Great works and controversies

In 1754, a trip took him to his hometown. He became a Protestant again and a "Geneva citizen." Rousseau then seeks to prove that civilization covers only a deep corruption. The progress of knowledge, which he does not deny, has only resulted in the decadence of man. He then begins his Discourse on the origin and foundations of inequality among men , one of his essential works. Rousseau presents the myth destined to make the good savage's fortune.

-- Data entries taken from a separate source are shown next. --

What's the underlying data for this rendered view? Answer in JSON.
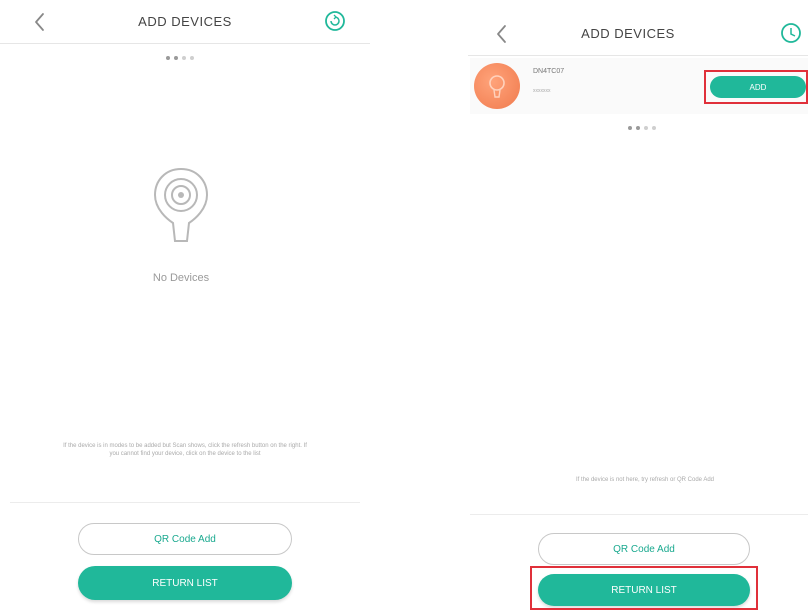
{
  "left": {
    "header": {
      "title": "ADD DEVICES"
    },
    "empty_state": {
      "text": "No Devices"
    },
    "hint": "If the device is in modes to be added but Scan shows, click the refresh button on the right. If you cannot find your device, click on the device to the list",
    "buttons": {
      "qr_label": "QR Code Add",
      "return_label": "RETURN LIST"
    }
  },
  "right": {
    "header": {
      "title": "ADD DEVICES"
    },
    "device": {
      "name": "DN4TC07",
      "sub": "xxxxxxx",
      "add_label": "ADD"
    },
    "hint": "If the device is not here, try refresh or QR Code Add",
    "buttons": {
      "qr_label": "QR Code Add",
      "return_label": "RETURN LIST"
    }
  },
  "colors": {
    "accent": "#20b89a",
    "highlight": "#e0303a",
    "avatar": "#f07a4d"
  },
  "icons": {
    "back": "chevron-left-icon",
    "refresh": "refresh-icon",
    "empty": "camera-pin-icon"
  }
}
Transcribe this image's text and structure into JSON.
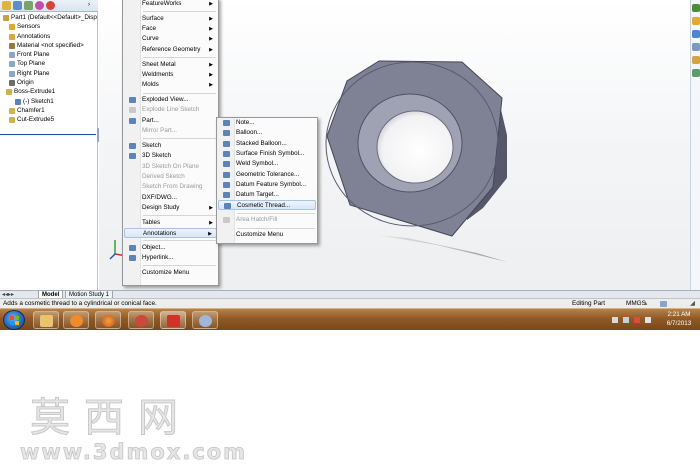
{
  "feature_manager": {
    "tree": [
      {
        "label": "Part1  (Default<<Default>_Disp",
        "icon": "part-icon",
        "color": "#c9a13a"
      },
      {
        "label": "Sensors",
        "icon": "sensors-icon",
        "color": "#e0a72e"
      },
      {
        "label": "Annotations",
        "icon": "annotations-icon",
        "color": "#d7a83a"
      },
      {
        "label": "Material <not specified>",
        "icon": "material-icon",
        "color": "#9b7a3d"
      },
      {
        "label": "Front Plane",
        "icon": "plane-icon",
        "color": "#8aa6c8"
      },
      {
        "label": "Top Plane",
        "icon": "plane-icon",
        "color": "#8aa6c8"
      },
      {
        "label": "Right Plane",
        "icon": "plane-icon",
        "color": "#8aa6c8"
      },
      {
        "label": "Origin",
        "icon": "origin-icon",
        "color": "#6b6b6b"
      },
      {
        "label": "Boss-Extrude1",
        "icon": "extrude-icon",
        "color": "#d1b24a"
      },
      {
        "label": "(-) Sketch1",
        "icon": "sketch-icon",
        "color": "#5a82b8"
      },
      {
        "label": "Chamfer1",
        "icon": "chamfer-icon",
        "color": "#d1b24a"
      },
      {
        "label": "Cut-Extrude5",
        "icon": "cut-icon",
        "color": "#d1b24a"
      }
    ]
  },
  "main_menu": {
    "items": [
      {
        "label": "FeatureWorks",
        "submenu": true,
        "disabled": false,
        "icon": ""
      },
      {
        "sep": true
      },
      {
        "label": "Surface",
        "submenu": true,
        "disabled": false,
        "icon": ""
      },
      {
        "label": "Face",
        "submenu": true,
        "disabled": false,
        "icon": ""
      },
      {
        "label": "Curve",
        "submenu": true,
        "disabled": false,
        "icon": ""
      },
      {
        "label": "Reference Geometry",
        "submenu": true,
        "disabled": false,
        "icon": ""
      },
      {
        "sep": true
      },
      {
        "label": "Sheet Metal",
        "submenu": true,
        "disabled": false,
        "icon": ""
      },
      {
        "label": "Weldments",
        "submenu": true,
        "disabled": false,
        "icon": ""
      },
      {
        "label": "Molds",
        "submenu": true,
        "disabled": false,
        "icon": ""
      },
      {
        "sep": true
      },
      {
        "label": "Exploded View...",
        "submenu": false,
        "disabled": false,
        "icon": "exploded-view-icon"
      },
      {
        "label": "Explode Line Sketch",
        "submenu": false,
        "disabled": true,
        "icon": "explode-line-icon"
      },
      {
        "label": "Part...",
        "submenu": false,
        "disabled": false,
        "icon": "part-insert-icon"
      },
      {
        "label": "Mirror Part...",
        "submenu": false,
        "disabled": true,
        "icon": ""
      },
      {
        "sep": true
      },
      {
        "label": "Sketch",
        "submenu": false,
        "disabled": false,
        "icon": "sketch-icon"
      },
      {
        "label": "3D Sketch",
        "submenu": false,
        "disabled": false,
        "icon": "3d-sketch-icon"
      },
      {
        "label": "3D Sketch On Plane",
        "submenu": false,
        "disabled": true,
        "icon": ""
      },
      {
        "label": "Derived Sketch",
        "submenu": false,
        "disabled": true,
        "icon": ""
      },
      {
        "label": "Sketch From Drawing",
        "submenu": false,
        "disabled": true,
        "icon": ""
      },
      {
        "label": "DXF/DWG...",
        "submenu": false,
        "disabled": false,
        "icon": ""
      },
      {
        "label": "Design Study",
        "submenu": true,
        "disabled": false,
        "icon": ""
      },
      {
        "sep": true
      },
      {
        "label": "Tables",
        "submenu": true,
        "disabled": false,
        "icon": ""
      },
      {
        "label": "Annotations",
        "submenu": true,
        "disabled": false,
        "icon": "",
        "highlighted": true
      },
      {
        "sep": true
      },
      {
        "label": "Object...",
        "submenu": false,
        "disabled": false,
        "icon": "object-icon"
      },
      {
        "label": "Hyperlink...",
        "submenu": false,
        "disabled": false,
        "icon": "hyperlink-icon"
      },
      {
        "sep": true
      },
      {
        "label": "Customize Menu",
        "submenu": false,
        "disabled": false,
        "icon": ""
      }
    ]
  },
  "annotations_menu": {
    "items": [
      {
        "label": "Note...",
        "disabled": false,
        "icon": "note-icon"
      },
      {
        "label": "Balloon...",
        "disabled": false,
        "icon": "balloon-icon"
      },
      {
        "label": "Stacked Balloon...",
        "disabled": false,
        "icon": "stacked-balloon-icon"
      },
      {
        "label": "Surface Finish Symbol...",
        "disabled": false,
        "icon": "surface-finish-icon"
      },
      {
        "label": "Weld Symbol...",
        "disabled": false,
        "icon": "weld-symbol-icon"
      },
      {
        "label": "Geometric Tolerance...",
        "disabled": false,
        "icon": "geometric-tolerance-icon"
      },
      {
        "label": "Datum Feature Symbol...",
        "disabled": false,
        "icon": "datum-feature-icon"
      },
      {
        "label": "Datum Target...",
        "disabled": false,
        "icon": "datum-target-icon"
      },
      {
        "label": "Cosmetic Thread...",
        "disabled": false,
        "icon": "cosmetic-thread-icon",
        "highlighted": true
      },
      {
        "sep": true
      },
      {
        "label": "Area Hatch/Fill",
        "disabled": true,
        "icon": "area-hatch-icon"
      },
      {
        "sep": true
      },
      {
        "label": "Customize Menu",
        "disabled": false,
        "icon": ""
      }
    ]
  },
  "bottom_tabs": {
    "model": "Model",
    "motion": "Motion Study 1"
  },
  "status_bar": {
    "message": "Adds a cosmetic thread to a cylindrical or conical face.",
    "mode": "Editing Part",
    "units": "MMGS"
  },
  "taskbar": {
    "time": "2:21 AM",
    "date": "6/7/2013"
  },
  "watermark": {
    "cn_text": "莫西网",
    "url_text": "www.3dmox.com"
  },
  "colors": {
    "nut_face": "#7f8295",
    "nut_side": "#56586a",
    "menu_highlight": "#d9e6f5",
    "taskbar": "#8f5a26"
  }
}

In 1757 it was lodged by Madame d'Epinay at the Hermitage, in the forest of Montmorency. He spent four peaceful and studious years there during which he published three of his most important works. The first, Julie or the New Héloïse (1761), where the author opposes the Parisian life, frivolous and superficial, to the rural life, ideal according to him. In the Social Contract (1762), Rousseau presents the ideal government, a “natural” government, based on the sovereignty of the people and equality. Emile , the same year, is an educational novel, a pedagogy based of course on nature. The Profession of Faith of the Savoyard Vicar advocates a naturist religion whose influence will be considerable in the second half of the 18th century. Emile's religious theories, however, brought Rousseau the wrath of the authorities. This work is condemned by the parliament of Paris and he must take refuge in Switzerland, in Môtiers-Travers.

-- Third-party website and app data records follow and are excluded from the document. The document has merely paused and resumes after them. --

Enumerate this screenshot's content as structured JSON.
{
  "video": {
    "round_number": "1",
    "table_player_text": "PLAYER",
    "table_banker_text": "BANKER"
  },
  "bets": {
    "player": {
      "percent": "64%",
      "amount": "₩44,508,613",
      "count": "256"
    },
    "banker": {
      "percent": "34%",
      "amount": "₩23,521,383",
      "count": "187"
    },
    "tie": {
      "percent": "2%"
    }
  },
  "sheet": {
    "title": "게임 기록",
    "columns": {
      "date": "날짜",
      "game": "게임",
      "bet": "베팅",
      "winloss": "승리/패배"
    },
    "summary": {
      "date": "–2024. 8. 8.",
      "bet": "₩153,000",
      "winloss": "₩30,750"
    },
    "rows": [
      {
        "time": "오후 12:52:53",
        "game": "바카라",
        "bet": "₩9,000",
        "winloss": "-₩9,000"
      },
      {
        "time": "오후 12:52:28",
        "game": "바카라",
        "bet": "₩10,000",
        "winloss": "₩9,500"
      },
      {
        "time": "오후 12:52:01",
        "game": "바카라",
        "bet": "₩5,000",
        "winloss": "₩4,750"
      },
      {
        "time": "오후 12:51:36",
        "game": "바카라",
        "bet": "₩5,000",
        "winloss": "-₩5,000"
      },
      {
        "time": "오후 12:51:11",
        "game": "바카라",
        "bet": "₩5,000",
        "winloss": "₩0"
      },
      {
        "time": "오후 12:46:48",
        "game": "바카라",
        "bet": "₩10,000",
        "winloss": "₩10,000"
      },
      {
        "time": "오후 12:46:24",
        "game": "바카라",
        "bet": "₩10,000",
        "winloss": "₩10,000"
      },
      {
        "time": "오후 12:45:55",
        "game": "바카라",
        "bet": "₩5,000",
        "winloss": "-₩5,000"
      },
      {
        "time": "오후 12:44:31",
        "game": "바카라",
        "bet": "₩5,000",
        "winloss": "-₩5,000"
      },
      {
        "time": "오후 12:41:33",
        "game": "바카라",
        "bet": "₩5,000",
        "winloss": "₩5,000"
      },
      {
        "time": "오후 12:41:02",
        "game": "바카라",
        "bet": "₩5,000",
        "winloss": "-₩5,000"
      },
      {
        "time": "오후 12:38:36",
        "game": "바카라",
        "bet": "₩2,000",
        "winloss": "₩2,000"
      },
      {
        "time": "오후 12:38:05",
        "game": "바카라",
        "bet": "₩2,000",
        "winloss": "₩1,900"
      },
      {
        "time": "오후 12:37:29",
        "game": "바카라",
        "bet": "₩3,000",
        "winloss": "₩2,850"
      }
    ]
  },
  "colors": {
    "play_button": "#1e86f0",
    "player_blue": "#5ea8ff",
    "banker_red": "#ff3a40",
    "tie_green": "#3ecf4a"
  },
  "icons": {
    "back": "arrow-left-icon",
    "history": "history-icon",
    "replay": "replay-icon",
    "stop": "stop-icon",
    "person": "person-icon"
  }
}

These persecutions accentuate the quirks of his character:thus, to escape prosecution, he says, he decides to disguise himself as an Armenian. Driven out of Môtiers, Jean-Jacques resumes his wandering life. Fleeing from refuge to refuge, notably in England to meet the philosopher David Hume, he composed various writings, including the Letters Written from the Mountain (1764), where he replied to his accusers. The attacks of his detractors and the solitude aggravate in Rousseau an already latent feeling of persecution and gradually persuade him that he is the prey of a plot, in particular on the part of the encyclopaedists with whom he is estranged.

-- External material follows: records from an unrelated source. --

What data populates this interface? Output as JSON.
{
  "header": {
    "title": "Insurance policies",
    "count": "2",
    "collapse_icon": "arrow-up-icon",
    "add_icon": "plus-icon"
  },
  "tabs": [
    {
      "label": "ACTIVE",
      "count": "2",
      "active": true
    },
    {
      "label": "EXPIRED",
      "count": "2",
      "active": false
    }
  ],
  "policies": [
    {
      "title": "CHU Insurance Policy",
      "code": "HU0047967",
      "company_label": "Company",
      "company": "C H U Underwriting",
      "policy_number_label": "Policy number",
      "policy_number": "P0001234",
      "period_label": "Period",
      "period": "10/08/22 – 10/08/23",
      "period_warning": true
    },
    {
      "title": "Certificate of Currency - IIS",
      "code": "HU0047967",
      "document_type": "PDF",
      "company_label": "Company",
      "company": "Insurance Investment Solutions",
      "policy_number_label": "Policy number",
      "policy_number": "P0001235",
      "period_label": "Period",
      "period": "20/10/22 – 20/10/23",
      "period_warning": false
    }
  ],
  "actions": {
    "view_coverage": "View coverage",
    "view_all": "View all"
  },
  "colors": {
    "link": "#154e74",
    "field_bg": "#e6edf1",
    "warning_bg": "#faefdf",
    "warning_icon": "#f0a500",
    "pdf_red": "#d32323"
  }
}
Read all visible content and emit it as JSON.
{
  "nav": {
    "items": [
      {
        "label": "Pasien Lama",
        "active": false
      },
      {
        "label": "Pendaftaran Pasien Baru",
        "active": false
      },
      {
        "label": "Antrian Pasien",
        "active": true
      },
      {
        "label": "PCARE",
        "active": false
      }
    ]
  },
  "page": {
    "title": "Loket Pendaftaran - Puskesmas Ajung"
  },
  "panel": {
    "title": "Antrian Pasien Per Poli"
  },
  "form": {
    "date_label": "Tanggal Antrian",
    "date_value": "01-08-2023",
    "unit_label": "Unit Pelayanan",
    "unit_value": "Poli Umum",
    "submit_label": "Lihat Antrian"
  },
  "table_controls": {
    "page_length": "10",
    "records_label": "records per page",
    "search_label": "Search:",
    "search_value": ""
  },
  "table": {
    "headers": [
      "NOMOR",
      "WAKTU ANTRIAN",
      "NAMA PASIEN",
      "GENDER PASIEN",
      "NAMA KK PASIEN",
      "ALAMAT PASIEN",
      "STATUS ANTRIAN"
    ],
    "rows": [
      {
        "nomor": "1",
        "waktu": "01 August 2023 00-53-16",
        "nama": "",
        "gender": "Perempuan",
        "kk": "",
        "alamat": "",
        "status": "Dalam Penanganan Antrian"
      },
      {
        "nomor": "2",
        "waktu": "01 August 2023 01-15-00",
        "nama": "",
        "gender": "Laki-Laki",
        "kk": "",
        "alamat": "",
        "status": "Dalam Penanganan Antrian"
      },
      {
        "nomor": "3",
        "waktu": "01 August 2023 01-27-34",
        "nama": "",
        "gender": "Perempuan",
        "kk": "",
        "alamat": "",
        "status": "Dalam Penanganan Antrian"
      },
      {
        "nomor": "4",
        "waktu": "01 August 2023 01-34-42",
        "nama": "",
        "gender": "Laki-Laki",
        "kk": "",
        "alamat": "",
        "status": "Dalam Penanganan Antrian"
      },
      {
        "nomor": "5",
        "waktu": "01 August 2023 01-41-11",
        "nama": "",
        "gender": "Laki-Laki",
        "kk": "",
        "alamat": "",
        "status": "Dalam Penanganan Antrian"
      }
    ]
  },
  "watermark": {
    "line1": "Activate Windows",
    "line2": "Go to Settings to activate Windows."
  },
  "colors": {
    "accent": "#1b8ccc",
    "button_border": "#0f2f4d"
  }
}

He returned to France in 1767. There, pursued by a mania for persecution, he wandered under a false name, before returning to Paris in 1770. He lived there again in poverty , writing projects of political reforms and works testifying to his isolation and his melancholy, committing himself not to publish anything more during his lifetime. The Confessions (1765-1770, posthumous edition 1782-1789), Rousseau judge of Jean-Jacques ou Dialogues (1772-1776, posthumous 1789) and the Reveries of the Solitary Walker (1776-1778, posthumous 1782) will not appear until after his death, which occurred in Ermenonville in 1778. His ashes were transferred to the Panthéon by the Convention in 1794.

Rousseau's posthumous influence

From a political point of view, his essential work is The Social Contract or Principles of Political Right . Society, to find happiness, must reject the authority of the prince and establish the sovereignty of the people. Going much further in the field of freedom and equality than political thinkers like Montesquieu, Rousseau will inspire the Declaration of the Rights of Man during the Revolution, and many politicians, like Robespierre, a true disciple of the Genevan. Later, he will remember the religious theories of Rousseau for the organization of the cult of the Supreme Being. Before reforming society, however, one must reform individuals. Emile presents what the education of children should be, and will have a considerable influence.

Rousseau championed democratic and egalitarian ideas, asserting his belief in the goodness of the natural man, corrupted by society. If we can reproach him for this simplism, the fact remains that his writings on inequality and the conditions of happiness on earth will influence the revolutions to come.

Main works of Jean-Jacques Rousseau

- The Confessions. Folio, 2009.

- The New Heloise. Paperback, 2002.

- Of the Social Contract. Paperback, 1996.

- Discourse on the origin and foundations of inequality among men. Flammarion, 2011.


- Jean-Jacques Rousseau, biography of Raymond Trousson. Folio, 2011.

- Jean-Jacques Rousseau in his time, biography of Bernard Cottret and Monique Cottret. Tempus, 2011.